NELLIS AIR FORCE BASE, Nev. — The Nellis Chapel has done it again with the 18th and best year of Vacation Bible School ever. This year’s theme of Science, provided by Gospel Light’s Son Sparks Labs, proved to be engaging and fun for all 192 children and volunteers. Discovering the light of God in a...
 

 

The unseen leader

MOUNTAIN HOME AIR FORCE BASE, Idaho — Over the years, I’ve seen many leaders come and go. The ones I admired, I took note of the traits I wished I had, as well as the ones I already possessed. It took me a long time to realize some of my personal and professional weaknesses were...
 
 
U.S. Air Force photo by Senior Airman Thomas Spangler

F-35A plays role for first time in USAFWS Integration Phase

U.S. Air Force photo by Senior Airman Thomas Spangler The second F-35 Lightning II assigned to the U.S. Air Force Weapons School lands at Nellis Air Force Base, Nev., Feb. 18. The integration of the F-35 into the syllabus will ...
 
 

I am an American Airman

MOODY AIR FORCE BASE, Ga. — I am an American Airman … at least that’s what the Creed says. But what do I say when people ask what I am; geo-spatial analyst, intelligence analyst, command chief, Airman …  At what point do I stop identifying with my Air Force Specialty Code, career field, or duty position and...
 




0 Comments


Be the first to comment!


Leave a Reply

Your email address will not be published.

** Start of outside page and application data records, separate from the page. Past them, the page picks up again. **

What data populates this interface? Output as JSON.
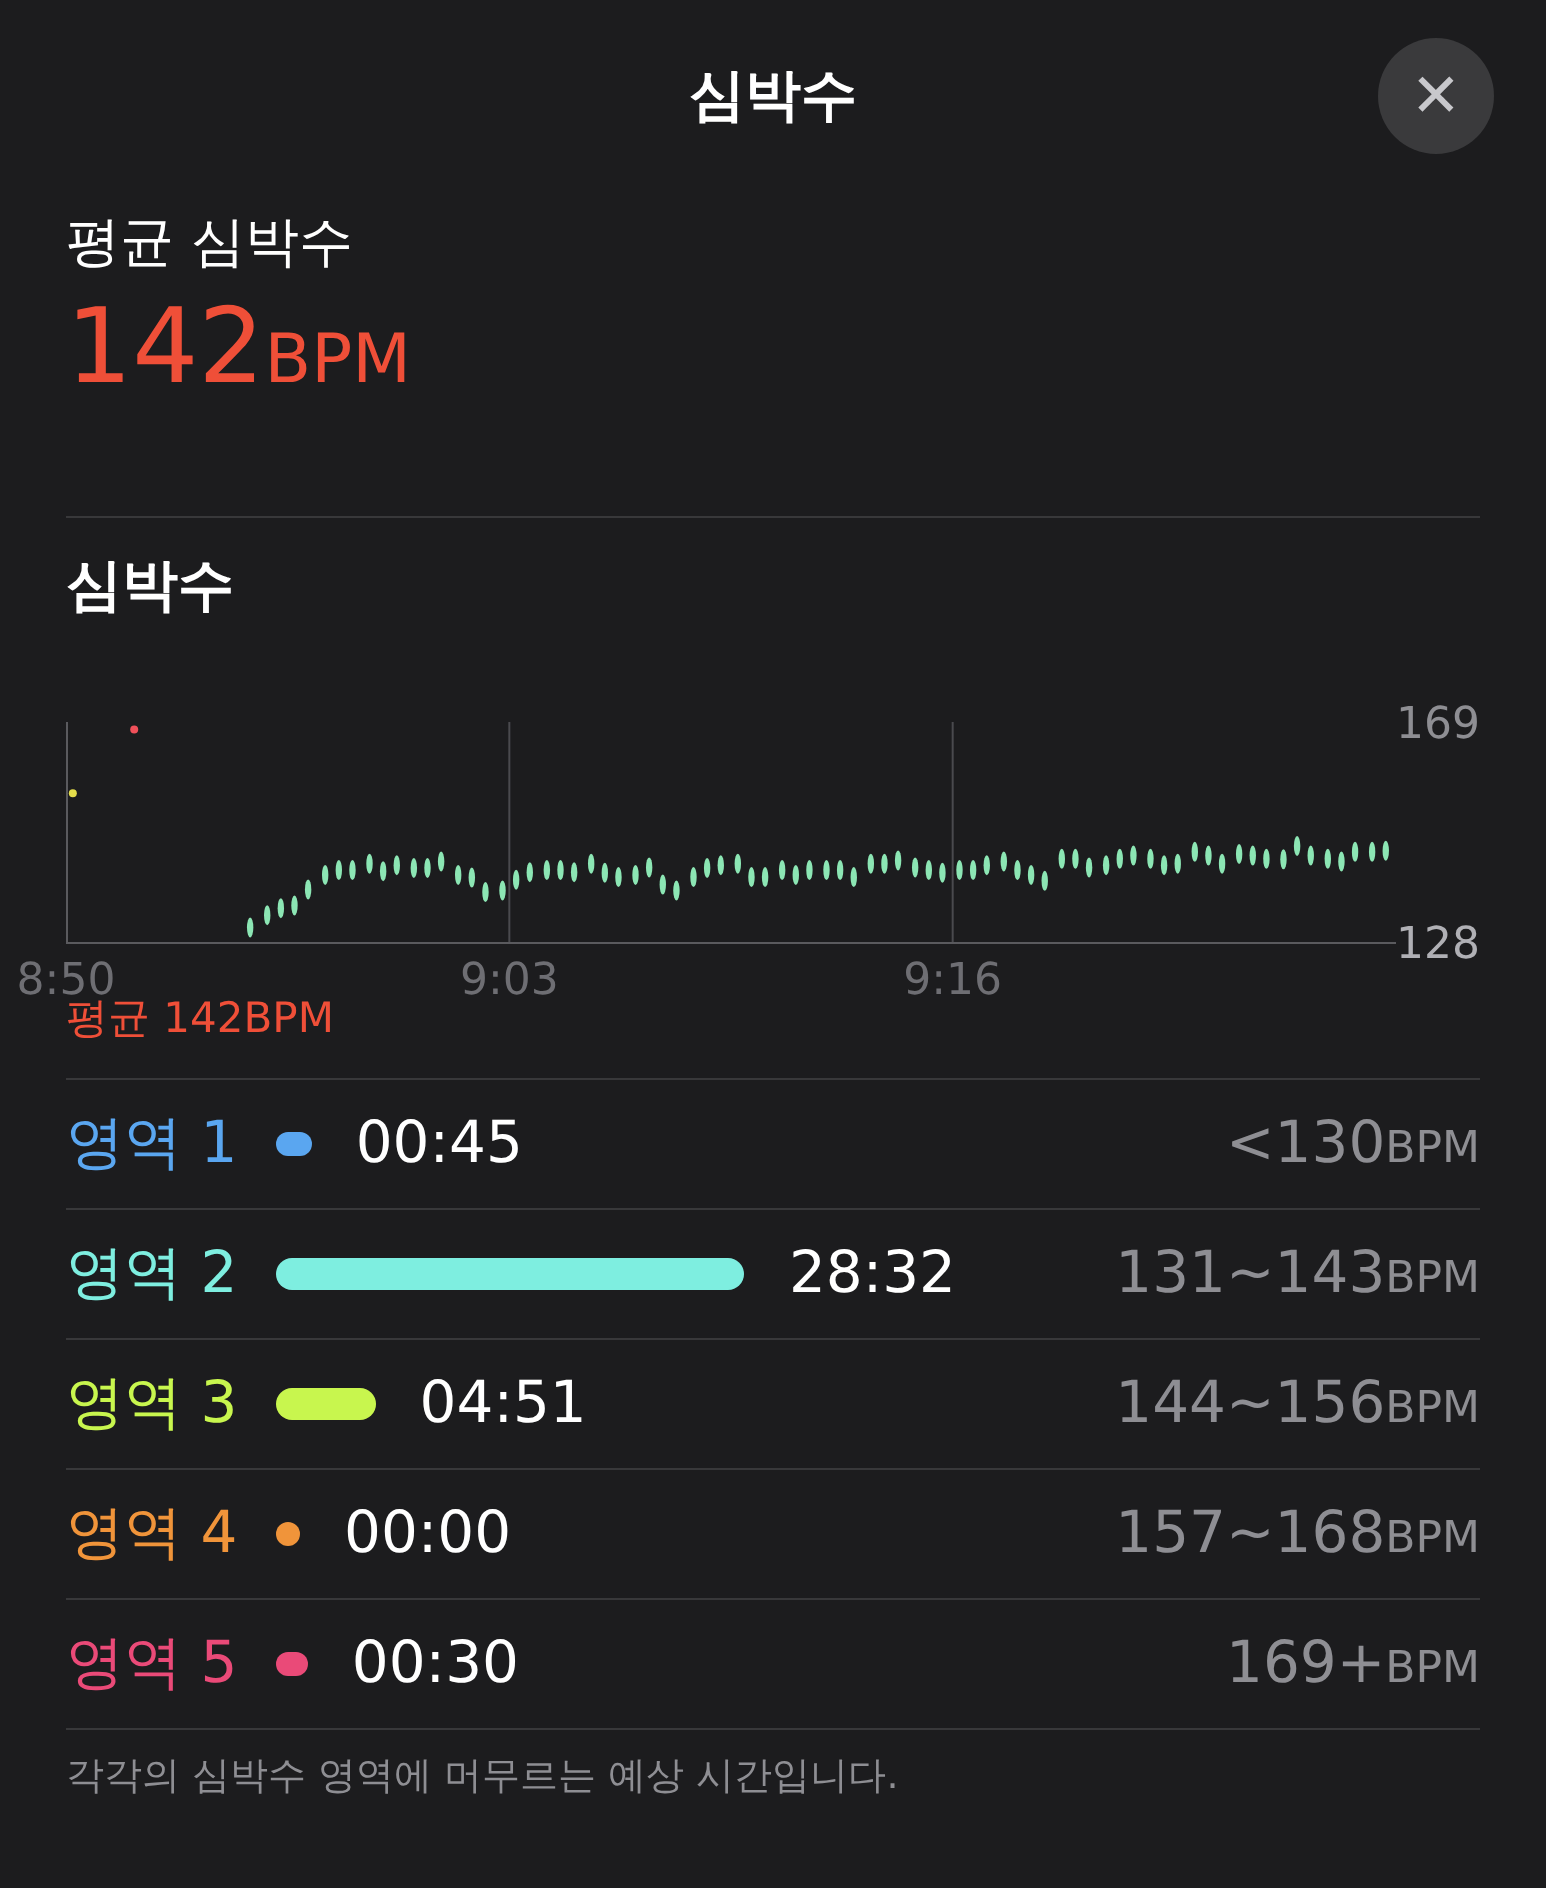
{
  "header": {
    "title": "심박수",
    "close_label": "✕"
  },
  "average": {
    "label": "평균 심박수",
    "value": "142",
    "unit": "BPM"
  },
  "heart_rate": {
    "title": "심박수",
    "avg_label": "평균 142BPM",
    "chart_data": {
      "type": "scatter",
      "xlim": [
        530,
        569
      ],
      "ylim": [
        128,
        169
      ],
      "xticks": [
        {
          "value": 530,
          "label": "8:50"
        },
        {
          "value": 543,
          "label": "9:03"
        },
        {
          "value": 556,
          "label": "9:16"
        }
      ],
      "yticks": [
        128,
        169
      ],
      "x": [
        530.2,
        532.0,
        535.4,
        535.9,
        536.3,
        536.7,
        537.1,
        537.6,
        538.0,
        538.4,
        538.9,
        539.3,
        539.7,
        540.2,
        540.6,
        541.0,
        541.5,
        541.9,
        542.3,
        542.8,
        543.2,
        543.6,
        544.1,
        544.5,
        544.9,
        545.4,
        545.8,
        546.2,
        546.7,
        547.1,
        547.5,
        547.9,
        548.4,
        548.8,
        549.2,
        549.7,
        550.1,
        550.5,
        551.0,
        551.4,
        551.8,
        552.3,
        552.7,
        553.1,
        553.6,
        554.0,
        554.4,
        554.9,
        555.3,
        555.7,
        556.2,
        556.6,
        557.0,
        557.5,
        557.9,
        558.3,
        558.7,
        559.2,
        559.6,
        560.0,
        560.5,
        560.9,
        561.3,
        561.8,
        562.2,
        562.6,
        563.1,
        563.5,
        563.9,
        564.4,
        564.8,
        565.2,
        565.7,
        566.1,
        566.5,
        567.0,
        567.4,
        567.8,
        568.3,
        568.7
      ],
      "series": [
        {
          "color": "#e4dd4b",
          "values": [
            155.7,
            null,
            null,
            null,
            null,
            null,
            null,
            null,
            null,
            null,
            null,
            null,
            null,
            null,
            null,
            null,
            null,
            null,
            null,
            null,
            null,
            null,
            null,
            null,
            null,
            null,
            null,
            null,
            null,
            null,
            null,
            null,
            null,
            null,
            null,
            null,
            null,
            null,
            null,
            null,
            null,
            null,
            null,
            null,
            null,
            null,
            null,
            null,
            null,
            null,
            null,
            null,
            null,
            null,
            null,
            null,
            null,
            null,
            null,
            null,
            null,
            null,
            null,
            null,
            null,
            null,
            null,
            null,
            null,
            null,
            null,
            null,
            null,
            null,
            null,
            null,
            null,
            null,
            null,
            null
          ]
        },
        {
          "color": "#f0505a",
          "values": [
            null,
            167.6,
            null,
            null,
            null,
            null,
            null,
            null,
            null,
            null,
            null,
            null,
            null,
            null,
            null,
            null,
            null,
            null,
            null,
            null,
            null,
            null,
            null,
            null,
            null,
            null,
            null,
            null,
            null,
            null,
            null,
            null,
            null,
            null,
            null,
            null,
            null,
            null,
            null,
            null,
            null,
            null,
            null,
            null,
            null,
            null,
            null,
            null,
            null,
            null,
            null,
            null,
            null,
            null,
            null,
            null,
            null,
            null,
            null,
            null,
            null,
            null,
            null,
            null,
            null,
            null,
            null,
            null,
            null,
            null,
            null,
            null,
            null,
            null,
            null,
            null,
            null,
            null,
            null,
            null
          ]
        },
        {
          "color": "#8ce6b4",
          "values": [
            null,
            null,
            130.7,
            133,
            134.3,
            134.8,
            137.8,
            140.5,
            141.4,
            141.4,
            142.6,
            141.2,
            142.3,
            141.8,
            141.8,
            143,
            140.5,
            140,
            137.3,
            137.6,
            139.6,
            141,
            141.4,
            141.4,
            141,
            142.6,
            140.9,
            140.1,
            140.5,
            141.9,
            138.7,
            137.6,
            140.1,
            141.8,
            142.3,
            142.6,
            140.1,
            140.1,
            141.4,
            140.5,
            141.4,
            141.4,
            141.4,
            140.1,
            142.6,
            142.6,
            143.2,
            141.9,
            141.4,
            140.9,
            141.4,
            141.4,
            142.3,
            143,
            141.4,
            140.5,
            139.4,
            143.5,
            143.5,
            141.9,
            142.3,
            143.5,
            144.1,
            143.5,
            142.3,
            142.6,
            144.8,
            144.1,
            142.6,
            144.4,
            144.1,
            143.5,
            143.4,
            145.9,
            144.1,
            143.5,
            143,
            144.8,
            144.8,
            145
          ]
        }
      ]
    }
  },
  "zones": [
    {
      "label": "영역 1",
      "color": "#5aa6f0",
      "time": "00:45",
      "range": "<130",
      "unit": "BPM"
    },
    {
      "label": "영역 2",
      "color": "#7eeee0",
      "time": "28:32",
      "range": "131~143",
      "unit": "BPM"
    },
    {
      "label": "영역 3",
      "color": "#c8f64e",
      "time": "04:51",
      "range": "144~156",
      "unit": "BPM"
    },
    {
      "label": "영역 4",
      "color": "#f0943a",
      "time": "00:00",
      "range": "157~168",
      "unit": "BPM"
    },
    {
      "label": "영역 5",
      "color": "#ea4a78",
      "time": "00:30",
      "range": "169+",
      "unit": "BPM"
    }
  ],
  "note": "각각의 심박수 영역에 머무르는 예상 시간입니다."
}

Required fields are marked *

You may use these HTML tags and attributes: <a href="" title=""> <abbr title=""> <acronym title=""> <b> <blockquote cite=""> <cite> <code> <del datetime=""> <em> <i> <q cite=""> <s> <strike> <strong>